“What we see is a world not just of parties trying to vie for seats in the legislature or candidates, but also of these external party organizations that sometimes are connected to the party and sometimes not. These groups can run their own ads, drum up support for their own issues, and collect a lot of money, sometimes undisclosed, on behalf of specific candidates and parties.”

When it comes to the 2024 presidential election, Kuo suggested that party-like organizations will be especially important. “Many groups are mobilizing voters around specific issues, such as abortion rights, while others may mobilize for and against specific candidates, like the faction of ‘Never-Trumpers’ from 2020.”

Another issue is that people feel estranged from their political parties. This is one reason the No Labels organization gained in popularity, even though it has no candidate to put on this presidential ticket. It’s not necessarily that people are divided on issues, Stanford pointed out, “it is the political class that has become more polarized, leading voters to feel alienated from their party.”

Now, as we head into the 2024 election, Biden has a lot to contend with. Recent polls show the president is not viewed favorably on Americans’ hot-button issues. Immigration, for instance, is no longer just a crisis along the border; it has become a problem across the nation and especially in Democrat-run states and cities. The cost of living makes it difficult for many citizens to afford basic essentials, such as food and housing, while illegal migrants get those and other benefits for free. And with the shift to more Republicans voting, the nation may once again be turning more red than blue.

Read More From Kelli Ballard

Latest Posts

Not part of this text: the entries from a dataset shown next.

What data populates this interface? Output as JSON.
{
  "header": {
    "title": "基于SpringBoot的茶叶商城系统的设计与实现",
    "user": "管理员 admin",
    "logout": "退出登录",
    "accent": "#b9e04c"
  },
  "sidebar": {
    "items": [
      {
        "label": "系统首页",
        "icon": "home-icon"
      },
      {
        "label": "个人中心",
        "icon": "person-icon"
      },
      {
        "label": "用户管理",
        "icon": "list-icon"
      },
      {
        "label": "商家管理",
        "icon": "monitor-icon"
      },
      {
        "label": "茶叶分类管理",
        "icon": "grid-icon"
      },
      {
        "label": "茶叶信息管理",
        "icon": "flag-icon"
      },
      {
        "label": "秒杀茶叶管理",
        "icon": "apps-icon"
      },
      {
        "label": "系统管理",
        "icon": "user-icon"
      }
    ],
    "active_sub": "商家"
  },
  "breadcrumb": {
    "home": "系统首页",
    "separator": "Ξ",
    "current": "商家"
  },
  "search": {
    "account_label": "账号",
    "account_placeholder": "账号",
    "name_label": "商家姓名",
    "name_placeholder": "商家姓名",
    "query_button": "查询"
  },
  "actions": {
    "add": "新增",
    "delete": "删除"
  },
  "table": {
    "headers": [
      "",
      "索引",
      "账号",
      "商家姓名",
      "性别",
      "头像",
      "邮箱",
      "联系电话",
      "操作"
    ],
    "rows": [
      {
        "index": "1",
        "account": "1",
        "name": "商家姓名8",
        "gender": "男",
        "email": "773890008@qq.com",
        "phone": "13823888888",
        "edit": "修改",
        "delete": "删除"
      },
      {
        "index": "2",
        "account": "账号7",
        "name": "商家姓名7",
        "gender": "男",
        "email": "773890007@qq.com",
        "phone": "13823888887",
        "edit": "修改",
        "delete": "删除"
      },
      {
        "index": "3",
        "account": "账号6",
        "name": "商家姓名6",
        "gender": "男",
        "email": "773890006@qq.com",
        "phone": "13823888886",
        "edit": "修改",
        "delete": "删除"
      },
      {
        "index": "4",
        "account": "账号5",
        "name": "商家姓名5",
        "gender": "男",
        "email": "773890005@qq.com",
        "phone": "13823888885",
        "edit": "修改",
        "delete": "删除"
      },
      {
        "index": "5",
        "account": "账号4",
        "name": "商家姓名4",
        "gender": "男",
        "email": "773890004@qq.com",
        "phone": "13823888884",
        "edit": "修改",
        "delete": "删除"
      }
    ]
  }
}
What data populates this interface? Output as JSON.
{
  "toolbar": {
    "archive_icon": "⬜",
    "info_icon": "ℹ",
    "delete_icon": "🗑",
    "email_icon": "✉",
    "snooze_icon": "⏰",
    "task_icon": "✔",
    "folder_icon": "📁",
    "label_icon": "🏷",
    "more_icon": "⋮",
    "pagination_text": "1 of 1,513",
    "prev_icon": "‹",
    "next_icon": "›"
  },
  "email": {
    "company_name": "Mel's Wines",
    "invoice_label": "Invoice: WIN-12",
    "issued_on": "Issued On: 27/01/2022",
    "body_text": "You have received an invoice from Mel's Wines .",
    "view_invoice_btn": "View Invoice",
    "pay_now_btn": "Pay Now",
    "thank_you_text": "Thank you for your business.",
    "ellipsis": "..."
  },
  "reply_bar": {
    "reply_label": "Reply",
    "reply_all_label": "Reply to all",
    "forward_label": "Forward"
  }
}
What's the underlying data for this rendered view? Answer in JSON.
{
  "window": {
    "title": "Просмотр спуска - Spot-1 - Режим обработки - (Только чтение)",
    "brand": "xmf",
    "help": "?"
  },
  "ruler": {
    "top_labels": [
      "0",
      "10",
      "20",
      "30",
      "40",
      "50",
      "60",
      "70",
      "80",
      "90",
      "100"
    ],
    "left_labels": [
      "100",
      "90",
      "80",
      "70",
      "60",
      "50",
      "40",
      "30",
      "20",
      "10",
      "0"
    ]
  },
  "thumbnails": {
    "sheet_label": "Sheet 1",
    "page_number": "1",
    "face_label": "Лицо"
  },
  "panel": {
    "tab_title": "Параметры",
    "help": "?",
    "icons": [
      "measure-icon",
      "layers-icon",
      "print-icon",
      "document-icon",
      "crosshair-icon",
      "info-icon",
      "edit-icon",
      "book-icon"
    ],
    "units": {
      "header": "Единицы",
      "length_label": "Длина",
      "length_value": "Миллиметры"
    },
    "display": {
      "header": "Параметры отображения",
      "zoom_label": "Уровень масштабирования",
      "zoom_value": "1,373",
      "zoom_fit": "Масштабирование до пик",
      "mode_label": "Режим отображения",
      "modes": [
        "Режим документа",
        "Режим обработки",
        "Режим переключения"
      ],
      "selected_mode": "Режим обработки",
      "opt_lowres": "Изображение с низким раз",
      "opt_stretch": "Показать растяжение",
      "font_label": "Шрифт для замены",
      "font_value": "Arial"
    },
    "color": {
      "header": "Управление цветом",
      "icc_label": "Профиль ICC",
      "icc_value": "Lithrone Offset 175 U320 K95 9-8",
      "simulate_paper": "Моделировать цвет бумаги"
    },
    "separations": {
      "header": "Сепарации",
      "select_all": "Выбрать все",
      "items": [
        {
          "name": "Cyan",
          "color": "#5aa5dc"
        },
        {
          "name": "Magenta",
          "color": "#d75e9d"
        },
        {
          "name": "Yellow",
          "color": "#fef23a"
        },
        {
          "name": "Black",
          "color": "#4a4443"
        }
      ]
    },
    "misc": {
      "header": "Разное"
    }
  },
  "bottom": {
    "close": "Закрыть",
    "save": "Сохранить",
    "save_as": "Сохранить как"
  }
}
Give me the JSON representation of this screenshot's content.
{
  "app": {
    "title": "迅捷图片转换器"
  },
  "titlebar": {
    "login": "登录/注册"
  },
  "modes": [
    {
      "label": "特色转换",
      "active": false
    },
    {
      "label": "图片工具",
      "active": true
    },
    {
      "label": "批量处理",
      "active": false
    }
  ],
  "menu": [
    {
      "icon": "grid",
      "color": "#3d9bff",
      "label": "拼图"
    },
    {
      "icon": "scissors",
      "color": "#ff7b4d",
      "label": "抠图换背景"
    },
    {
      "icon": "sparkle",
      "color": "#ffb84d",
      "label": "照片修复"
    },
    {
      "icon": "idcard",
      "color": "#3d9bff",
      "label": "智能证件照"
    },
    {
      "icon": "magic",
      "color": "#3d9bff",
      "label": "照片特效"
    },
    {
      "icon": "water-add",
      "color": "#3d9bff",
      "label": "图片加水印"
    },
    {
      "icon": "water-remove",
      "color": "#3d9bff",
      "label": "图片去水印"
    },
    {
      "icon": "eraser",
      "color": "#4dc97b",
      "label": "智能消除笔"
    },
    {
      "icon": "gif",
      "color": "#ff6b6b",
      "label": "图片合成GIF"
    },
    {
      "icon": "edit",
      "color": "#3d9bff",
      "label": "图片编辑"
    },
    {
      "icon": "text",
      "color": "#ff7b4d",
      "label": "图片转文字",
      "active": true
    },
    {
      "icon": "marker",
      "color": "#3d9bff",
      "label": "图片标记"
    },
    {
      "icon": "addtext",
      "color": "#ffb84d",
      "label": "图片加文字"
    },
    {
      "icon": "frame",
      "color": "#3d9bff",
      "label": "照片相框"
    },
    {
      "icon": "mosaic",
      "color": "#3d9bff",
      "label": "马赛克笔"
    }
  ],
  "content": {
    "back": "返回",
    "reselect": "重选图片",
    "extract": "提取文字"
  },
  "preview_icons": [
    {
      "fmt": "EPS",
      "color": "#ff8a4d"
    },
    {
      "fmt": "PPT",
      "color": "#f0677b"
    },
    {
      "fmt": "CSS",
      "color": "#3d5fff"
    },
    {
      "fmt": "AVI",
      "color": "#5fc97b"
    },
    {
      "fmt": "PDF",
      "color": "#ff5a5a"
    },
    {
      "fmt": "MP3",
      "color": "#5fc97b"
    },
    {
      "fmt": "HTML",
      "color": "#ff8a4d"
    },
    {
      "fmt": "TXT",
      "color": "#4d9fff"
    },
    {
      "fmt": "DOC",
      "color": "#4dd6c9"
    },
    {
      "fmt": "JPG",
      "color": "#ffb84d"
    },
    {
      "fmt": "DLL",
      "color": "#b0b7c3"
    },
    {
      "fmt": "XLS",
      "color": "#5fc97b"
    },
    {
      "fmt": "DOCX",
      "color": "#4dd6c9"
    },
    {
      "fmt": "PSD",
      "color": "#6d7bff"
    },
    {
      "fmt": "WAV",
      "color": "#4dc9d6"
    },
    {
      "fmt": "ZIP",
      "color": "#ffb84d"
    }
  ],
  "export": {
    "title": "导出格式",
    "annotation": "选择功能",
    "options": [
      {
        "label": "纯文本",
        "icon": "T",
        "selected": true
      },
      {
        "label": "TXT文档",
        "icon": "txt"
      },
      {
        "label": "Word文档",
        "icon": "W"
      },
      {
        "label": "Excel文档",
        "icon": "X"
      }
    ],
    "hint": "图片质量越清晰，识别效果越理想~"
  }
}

Can Trump Win the Libertarian Vote in 2024?

Former President Donald Trump was in Washington, DC, last night, May 25, making his case to the attendees at the...